You Can't Put a Score on a StoryPublished by Carrie Schuster on Mon, 06/16/2014 - 11:46
We live in a world of instantaneous answers, so if you do a search, you will find that our 2010 Arleyna "only" received an 89 from Wine Enthusiast. What does an 89 really mean? It all depends on who is doing the scoring, no? If the person doing the scoring has stated publicly a preference for a particular style of wine which ours proudly is not, then the higher the score, the more a repudiation of our goals, I would think.
What, after all, is the purpose and use of evaluation? To know a product is unspoiled makes sense to me because technical faults should matter and be noted regardless of wine styles preferred. But beyond that, and hopefully without cliché, what one person prefers is not going to be the same as another. We made a wine meant for food, family, and friends, one that seeks to harmonize the elements of a meal, not be the standout. If a wine is a reflection of its maker, than this is most certainly a wine I'll stand behind since that's exactly what I try to make happen daily: win-win for all involved.
Video: Josh Stein shares his story with Cellar Angels.
Let me tell a little story to hopefully illustrate my point: the label of this wine has been on my right arm, in the form of a tattoo, since 2007. There was no winery or wine company or anything then. There was just me, working about a hundred hours a week at three jobs and then coming home to be the Night Daddy because, and without putting too fine a point on it, if Momma doesn't sleep, there ain't no milk for babies. And one of those late nights/early mornings, I woke up with a picture in my head of a tall bottle with a really simple label: red and blue rectangles, geometric yin-yang boxes-within-boxes, a reflection of my kids' personalities.
It's the only out-of-body experience I have ever had, and it caused the events of the last seven years, up to and including the creation of this wine itself. If there is such a thing as a dream made real, then this is a prime example. It didn't happen quickly. It didn't happen as I would have predicted.

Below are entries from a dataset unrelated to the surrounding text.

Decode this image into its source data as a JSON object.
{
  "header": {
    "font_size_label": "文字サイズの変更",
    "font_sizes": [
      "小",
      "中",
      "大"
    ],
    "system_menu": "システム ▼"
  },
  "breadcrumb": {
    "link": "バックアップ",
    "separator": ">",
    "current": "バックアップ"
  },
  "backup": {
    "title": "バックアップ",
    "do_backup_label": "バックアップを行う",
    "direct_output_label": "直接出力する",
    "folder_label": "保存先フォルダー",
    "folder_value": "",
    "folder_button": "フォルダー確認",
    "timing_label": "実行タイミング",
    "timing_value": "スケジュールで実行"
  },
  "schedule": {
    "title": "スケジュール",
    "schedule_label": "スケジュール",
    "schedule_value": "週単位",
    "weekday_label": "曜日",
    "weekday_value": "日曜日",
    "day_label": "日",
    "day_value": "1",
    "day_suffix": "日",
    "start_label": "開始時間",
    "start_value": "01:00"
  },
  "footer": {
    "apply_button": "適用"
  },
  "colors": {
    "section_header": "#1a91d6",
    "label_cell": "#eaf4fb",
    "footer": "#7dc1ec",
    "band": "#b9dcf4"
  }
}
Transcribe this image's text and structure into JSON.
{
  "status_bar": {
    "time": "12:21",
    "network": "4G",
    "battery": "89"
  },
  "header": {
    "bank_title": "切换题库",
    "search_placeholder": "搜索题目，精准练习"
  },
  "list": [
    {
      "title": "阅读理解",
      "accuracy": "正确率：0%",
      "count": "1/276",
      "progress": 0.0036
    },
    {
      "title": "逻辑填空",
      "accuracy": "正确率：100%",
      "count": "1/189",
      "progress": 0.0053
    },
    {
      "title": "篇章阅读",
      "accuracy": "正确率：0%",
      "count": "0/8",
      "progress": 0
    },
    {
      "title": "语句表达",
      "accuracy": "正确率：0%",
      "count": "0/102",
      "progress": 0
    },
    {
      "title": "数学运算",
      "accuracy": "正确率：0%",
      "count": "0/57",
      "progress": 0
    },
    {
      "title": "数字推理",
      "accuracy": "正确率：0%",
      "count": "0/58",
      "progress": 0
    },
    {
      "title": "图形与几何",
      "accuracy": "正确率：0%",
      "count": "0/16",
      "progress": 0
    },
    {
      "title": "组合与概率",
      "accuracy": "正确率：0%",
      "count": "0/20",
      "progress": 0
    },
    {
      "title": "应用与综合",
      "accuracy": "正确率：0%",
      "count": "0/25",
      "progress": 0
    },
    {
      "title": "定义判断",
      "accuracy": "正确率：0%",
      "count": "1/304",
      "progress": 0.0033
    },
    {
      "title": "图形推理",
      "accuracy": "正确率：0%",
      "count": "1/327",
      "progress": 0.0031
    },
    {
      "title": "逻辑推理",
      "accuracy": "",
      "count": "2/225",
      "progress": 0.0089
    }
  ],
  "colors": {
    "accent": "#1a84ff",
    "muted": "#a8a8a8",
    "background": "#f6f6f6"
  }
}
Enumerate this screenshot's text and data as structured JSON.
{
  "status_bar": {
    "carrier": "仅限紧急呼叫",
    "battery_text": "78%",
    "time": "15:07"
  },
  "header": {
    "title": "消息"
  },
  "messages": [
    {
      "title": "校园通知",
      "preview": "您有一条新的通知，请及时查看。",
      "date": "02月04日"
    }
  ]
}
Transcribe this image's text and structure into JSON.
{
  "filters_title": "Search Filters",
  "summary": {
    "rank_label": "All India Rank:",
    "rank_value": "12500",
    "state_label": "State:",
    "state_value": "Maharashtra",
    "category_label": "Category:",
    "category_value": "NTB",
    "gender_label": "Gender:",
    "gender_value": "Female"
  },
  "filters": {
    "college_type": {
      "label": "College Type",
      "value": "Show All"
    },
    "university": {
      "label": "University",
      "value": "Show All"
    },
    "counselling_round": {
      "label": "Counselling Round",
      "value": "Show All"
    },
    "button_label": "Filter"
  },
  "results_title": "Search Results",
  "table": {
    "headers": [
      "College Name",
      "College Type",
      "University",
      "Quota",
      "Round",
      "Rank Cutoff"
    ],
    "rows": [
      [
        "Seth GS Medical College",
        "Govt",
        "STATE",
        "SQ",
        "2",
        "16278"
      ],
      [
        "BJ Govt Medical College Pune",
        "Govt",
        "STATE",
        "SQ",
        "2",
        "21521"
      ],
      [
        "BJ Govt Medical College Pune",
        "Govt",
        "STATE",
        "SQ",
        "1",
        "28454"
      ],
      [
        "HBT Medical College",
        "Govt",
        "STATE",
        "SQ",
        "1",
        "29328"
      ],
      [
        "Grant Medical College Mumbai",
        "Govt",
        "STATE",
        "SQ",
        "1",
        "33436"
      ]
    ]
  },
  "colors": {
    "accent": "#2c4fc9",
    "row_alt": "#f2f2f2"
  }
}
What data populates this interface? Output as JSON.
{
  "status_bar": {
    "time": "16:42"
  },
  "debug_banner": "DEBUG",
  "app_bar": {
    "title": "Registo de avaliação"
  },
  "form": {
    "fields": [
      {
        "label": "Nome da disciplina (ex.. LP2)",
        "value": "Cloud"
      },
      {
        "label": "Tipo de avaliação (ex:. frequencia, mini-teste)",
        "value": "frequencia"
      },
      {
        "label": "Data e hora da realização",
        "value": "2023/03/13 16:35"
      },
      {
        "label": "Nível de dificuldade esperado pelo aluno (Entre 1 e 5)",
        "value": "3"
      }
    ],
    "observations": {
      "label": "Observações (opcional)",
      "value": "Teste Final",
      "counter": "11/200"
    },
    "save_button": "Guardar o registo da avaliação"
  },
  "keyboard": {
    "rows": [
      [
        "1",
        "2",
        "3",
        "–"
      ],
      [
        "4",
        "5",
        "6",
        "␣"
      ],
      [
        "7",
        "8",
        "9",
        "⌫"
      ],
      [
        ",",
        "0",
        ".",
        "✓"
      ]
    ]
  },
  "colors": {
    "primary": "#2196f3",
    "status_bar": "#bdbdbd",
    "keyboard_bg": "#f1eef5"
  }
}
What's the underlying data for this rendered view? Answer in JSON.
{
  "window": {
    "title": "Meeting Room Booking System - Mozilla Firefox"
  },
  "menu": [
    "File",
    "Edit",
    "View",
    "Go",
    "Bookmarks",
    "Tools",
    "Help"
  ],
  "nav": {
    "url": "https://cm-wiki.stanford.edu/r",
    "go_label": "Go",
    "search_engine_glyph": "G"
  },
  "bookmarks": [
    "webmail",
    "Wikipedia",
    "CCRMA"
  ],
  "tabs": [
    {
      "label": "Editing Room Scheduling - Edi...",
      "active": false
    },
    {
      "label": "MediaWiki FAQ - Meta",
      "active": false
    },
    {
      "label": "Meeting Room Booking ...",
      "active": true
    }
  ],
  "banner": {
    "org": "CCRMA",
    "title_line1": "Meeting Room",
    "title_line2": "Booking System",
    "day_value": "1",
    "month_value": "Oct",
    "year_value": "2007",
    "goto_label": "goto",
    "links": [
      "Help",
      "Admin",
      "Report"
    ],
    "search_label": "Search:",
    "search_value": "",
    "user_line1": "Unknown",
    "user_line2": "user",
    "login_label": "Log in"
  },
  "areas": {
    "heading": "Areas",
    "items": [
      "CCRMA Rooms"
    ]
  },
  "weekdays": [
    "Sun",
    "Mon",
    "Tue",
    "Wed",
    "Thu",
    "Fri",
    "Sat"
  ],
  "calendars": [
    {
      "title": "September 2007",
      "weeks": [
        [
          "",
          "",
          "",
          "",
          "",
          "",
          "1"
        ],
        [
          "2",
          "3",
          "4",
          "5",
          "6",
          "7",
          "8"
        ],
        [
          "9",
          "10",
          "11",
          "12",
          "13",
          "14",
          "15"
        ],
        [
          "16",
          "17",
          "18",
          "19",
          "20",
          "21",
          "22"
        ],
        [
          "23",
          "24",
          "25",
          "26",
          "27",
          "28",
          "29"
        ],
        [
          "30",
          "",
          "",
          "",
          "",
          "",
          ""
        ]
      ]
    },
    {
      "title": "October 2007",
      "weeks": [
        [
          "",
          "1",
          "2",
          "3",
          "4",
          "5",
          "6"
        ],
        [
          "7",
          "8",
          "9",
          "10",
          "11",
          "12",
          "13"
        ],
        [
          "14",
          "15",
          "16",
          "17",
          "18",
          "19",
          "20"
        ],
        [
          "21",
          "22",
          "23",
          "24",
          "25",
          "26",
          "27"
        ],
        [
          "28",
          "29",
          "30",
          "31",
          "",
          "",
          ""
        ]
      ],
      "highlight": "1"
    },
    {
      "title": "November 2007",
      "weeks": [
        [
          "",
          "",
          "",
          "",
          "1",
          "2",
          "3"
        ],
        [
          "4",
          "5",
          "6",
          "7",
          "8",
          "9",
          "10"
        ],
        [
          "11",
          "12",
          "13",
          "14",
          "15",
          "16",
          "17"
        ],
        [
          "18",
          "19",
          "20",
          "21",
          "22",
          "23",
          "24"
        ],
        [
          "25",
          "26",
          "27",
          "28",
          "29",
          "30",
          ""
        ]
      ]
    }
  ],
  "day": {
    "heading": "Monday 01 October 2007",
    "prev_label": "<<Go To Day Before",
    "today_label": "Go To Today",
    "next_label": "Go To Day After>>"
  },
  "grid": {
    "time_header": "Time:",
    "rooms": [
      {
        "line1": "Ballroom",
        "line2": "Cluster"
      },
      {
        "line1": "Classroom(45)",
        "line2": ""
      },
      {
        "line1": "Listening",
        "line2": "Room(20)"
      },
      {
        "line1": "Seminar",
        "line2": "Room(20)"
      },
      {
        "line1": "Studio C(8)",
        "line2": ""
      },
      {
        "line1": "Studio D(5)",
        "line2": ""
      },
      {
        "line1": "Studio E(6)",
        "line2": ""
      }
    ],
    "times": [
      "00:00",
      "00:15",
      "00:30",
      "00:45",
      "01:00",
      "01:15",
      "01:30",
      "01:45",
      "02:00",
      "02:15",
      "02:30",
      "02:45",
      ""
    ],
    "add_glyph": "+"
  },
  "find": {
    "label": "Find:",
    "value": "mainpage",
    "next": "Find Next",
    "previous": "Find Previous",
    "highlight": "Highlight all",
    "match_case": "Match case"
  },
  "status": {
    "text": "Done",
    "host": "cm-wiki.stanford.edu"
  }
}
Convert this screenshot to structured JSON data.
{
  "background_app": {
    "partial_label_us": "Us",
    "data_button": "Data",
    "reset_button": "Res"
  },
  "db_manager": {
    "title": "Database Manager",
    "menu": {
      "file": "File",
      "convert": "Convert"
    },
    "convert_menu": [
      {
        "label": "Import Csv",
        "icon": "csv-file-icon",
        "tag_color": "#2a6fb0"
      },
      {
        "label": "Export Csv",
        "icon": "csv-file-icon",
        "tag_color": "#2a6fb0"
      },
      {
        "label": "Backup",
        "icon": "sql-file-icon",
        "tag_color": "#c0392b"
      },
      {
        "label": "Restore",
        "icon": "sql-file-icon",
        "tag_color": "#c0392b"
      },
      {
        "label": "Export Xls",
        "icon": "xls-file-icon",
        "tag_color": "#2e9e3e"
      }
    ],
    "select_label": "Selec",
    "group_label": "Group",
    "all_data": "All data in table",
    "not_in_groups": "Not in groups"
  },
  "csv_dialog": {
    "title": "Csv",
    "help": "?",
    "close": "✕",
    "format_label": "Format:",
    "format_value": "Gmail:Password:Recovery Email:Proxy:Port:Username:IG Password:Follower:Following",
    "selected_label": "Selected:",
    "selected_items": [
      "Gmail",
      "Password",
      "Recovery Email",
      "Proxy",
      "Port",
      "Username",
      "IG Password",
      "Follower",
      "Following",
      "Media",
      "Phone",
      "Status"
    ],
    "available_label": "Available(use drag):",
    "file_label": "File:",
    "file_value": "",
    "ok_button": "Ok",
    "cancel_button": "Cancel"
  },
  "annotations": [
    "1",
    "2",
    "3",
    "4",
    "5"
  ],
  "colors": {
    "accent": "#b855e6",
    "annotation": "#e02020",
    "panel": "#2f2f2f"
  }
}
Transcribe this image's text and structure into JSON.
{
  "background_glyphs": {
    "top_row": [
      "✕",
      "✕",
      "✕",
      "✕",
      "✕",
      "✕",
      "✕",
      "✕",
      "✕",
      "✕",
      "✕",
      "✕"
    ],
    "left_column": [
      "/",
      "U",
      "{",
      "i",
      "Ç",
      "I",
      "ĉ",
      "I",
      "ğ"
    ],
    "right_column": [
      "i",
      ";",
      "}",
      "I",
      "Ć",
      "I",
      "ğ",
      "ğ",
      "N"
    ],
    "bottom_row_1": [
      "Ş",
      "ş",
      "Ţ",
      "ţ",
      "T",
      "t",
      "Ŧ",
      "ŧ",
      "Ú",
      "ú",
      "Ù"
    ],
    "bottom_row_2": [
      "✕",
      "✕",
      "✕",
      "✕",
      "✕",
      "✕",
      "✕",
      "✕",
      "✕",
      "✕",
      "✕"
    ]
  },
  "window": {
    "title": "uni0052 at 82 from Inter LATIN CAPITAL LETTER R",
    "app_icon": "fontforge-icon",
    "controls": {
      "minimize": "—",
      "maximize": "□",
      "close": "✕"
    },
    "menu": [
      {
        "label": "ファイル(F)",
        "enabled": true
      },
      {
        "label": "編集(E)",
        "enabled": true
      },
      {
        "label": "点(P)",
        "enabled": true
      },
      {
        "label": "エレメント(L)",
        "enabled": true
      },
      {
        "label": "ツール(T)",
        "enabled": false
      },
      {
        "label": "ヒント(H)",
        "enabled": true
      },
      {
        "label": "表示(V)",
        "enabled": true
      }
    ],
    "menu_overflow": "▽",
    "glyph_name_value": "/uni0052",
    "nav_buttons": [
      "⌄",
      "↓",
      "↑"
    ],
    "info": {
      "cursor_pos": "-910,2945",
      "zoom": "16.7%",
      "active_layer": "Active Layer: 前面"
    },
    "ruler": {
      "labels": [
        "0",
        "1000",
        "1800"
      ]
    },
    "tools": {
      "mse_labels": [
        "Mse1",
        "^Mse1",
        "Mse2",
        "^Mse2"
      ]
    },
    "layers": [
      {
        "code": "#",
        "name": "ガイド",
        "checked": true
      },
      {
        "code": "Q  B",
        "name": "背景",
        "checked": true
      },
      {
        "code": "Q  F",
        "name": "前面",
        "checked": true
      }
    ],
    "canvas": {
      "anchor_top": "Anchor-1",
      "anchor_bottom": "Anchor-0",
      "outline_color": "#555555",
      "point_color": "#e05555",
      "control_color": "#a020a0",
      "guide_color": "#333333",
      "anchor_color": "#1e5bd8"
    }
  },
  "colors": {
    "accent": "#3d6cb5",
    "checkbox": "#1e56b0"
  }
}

But it happened nonetheless. And as a side note, the best, and I mean absolute best, way to make sure something gets done is to put it on your body in ink: imagine what my explanations would have had to say otherwise!
I don't think you can put a score on that story, or on the wine in question that only exists because of it. I mean, of course you can, but it's the wrong way to understand a wine, any wine. Any bottle you pick up and look at, at any price, anywhere, is the bottled dreams of at least one other person, and, generally, a hell of a lot more people than that as I wish it were really so easy a process that one person could do it alone. For that reason, we support the futures of the people who made it possible. We don't have to be philanthropically based, but we do it because we won't try to make a future for our twins--the ones that label represents--while stepping on the backs of others'. It really is that simple.
Josh Stein, Guest Blogger and Winemaker at Stein Family Wines
Experience Josh's wine on www.cellarangels.com beginning June 16th. Proceeds from your purchase will support the charity of your choice.